Savings rate going downhill
Domestic savings rate to GDP ratio was 21.6 percent on average in the 1990-99 period. In 2000-2009 period, the rate declined to 15.8 percent. 2010-2102 average was 13.5 percent. Turkey’s savings rate has been going downhill. The Medium Term Program aims to achieve 15 percent by the end of 2013. Not only does the savings rate go downhill; international comparisons validate underperformance. In 2012, despite Turkey’s 14.3 percent, savings rate to GDP rates were 27 percent in Russia, 31 percent in Korea, and 32 percent in India. Latin American countries generally suffer from low savings rates. But Brazil’s savings to GDP ratio was 17.6 percent, remarkably higher than Turkey’s 14.3. Low savings rate is one of the key challenges addressed by the Medium Term Program and steps have been taken to solve the problem, including the new private pension system and life insurance. The Medium Term Program puts a special emphasis on the mentioned mechanisms. Evidently, the economic management is aware of and endeavoring to overcome this key vulnerability. Nevertheless, interest rate outlook counteract these efforts. The rate currently floats within the 6-7.5 percent interval. Treasury bond rates are even lower. Yet, the inflation estimate for the next year is close to the current level.

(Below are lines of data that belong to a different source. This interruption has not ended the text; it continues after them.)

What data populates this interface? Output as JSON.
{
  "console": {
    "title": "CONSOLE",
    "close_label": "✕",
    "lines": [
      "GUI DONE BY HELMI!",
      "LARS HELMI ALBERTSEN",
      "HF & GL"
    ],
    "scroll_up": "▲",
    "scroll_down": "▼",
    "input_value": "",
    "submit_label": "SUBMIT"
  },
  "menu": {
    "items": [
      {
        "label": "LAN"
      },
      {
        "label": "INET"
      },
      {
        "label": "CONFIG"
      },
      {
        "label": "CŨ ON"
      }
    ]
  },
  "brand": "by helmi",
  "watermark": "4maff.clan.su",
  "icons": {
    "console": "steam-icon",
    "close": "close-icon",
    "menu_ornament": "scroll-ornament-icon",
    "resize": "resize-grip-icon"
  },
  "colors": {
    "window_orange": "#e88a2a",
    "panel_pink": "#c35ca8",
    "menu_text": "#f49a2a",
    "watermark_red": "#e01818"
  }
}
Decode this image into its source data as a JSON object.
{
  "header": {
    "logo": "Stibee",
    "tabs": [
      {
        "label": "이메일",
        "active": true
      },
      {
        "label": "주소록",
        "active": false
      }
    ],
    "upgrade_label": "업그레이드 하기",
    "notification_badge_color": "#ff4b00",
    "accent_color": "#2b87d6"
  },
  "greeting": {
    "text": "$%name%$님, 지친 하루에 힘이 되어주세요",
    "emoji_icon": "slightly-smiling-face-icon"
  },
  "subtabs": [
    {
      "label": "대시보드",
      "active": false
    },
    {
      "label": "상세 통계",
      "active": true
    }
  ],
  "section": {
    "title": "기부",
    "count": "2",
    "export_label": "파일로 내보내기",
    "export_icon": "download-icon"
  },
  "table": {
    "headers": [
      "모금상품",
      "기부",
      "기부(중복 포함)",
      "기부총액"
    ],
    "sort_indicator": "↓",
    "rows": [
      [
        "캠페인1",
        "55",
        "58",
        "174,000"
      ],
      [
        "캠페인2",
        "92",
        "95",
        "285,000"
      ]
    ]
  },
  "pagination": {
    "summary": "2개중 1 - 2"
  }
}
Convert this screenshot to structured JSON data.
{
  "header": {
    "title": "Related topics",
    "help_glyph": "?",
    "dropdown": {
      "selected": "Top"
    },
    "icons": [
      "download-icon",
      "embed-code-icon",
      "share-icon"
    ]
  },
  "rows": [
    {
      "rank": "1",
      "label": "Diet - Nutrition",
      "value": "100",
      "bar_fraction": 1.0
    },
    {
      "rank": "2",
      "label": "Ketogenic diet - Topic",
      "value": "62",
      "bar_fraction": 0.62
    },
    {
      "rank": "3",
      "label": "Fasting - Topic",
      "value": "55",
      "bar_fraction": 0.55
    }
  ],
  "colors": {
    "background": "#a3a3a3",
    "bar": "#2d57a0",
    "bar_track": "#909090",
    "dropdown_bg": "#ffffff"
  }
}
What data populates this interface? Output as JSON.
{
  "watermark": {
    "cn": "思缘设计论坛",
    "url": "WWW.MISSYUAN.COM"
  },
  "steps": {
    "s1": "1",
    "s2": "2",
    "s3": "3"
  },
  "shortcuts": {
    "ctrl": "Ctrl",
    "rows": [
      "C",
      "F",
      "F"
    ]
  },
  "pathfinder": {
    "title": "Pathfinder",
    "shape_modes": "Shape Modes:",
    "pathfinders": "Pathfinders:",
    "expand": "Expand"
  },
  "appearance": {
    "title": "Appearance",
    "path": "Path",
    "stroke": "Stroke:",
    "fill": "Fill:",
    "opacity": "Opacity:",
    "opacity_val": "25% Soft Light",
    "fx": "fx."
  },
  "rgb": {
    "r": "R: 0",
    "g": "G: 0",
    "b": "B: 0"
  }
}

Generous liquidity injections and extremely low interest rates in developed countries constitute a critical problem for emerging markets as they encourage abundant short-term capital inflows towards the latter. The efforts to lower short-term inflows which are prone to escape are understandable given the risks caused both by the inflow and the outflow of international funds. This is also why interest rates decrease while inflation does not. Yet, these attempts aggravate the problem they intend to solve in the first place: lowering savings rate increases Turkey’s dependence on foreign capital inflows. The sanitarian of my boarding school, Necati Ağa, aka Necati the Vet, used to give everyone with fever a brown bill. I hope Turkey’s monetary policy does not become like that brown pill. Attempts to solve all problems at once might end up aggravating the problems.
This commentary was published in Radikal daily on 07.05.2013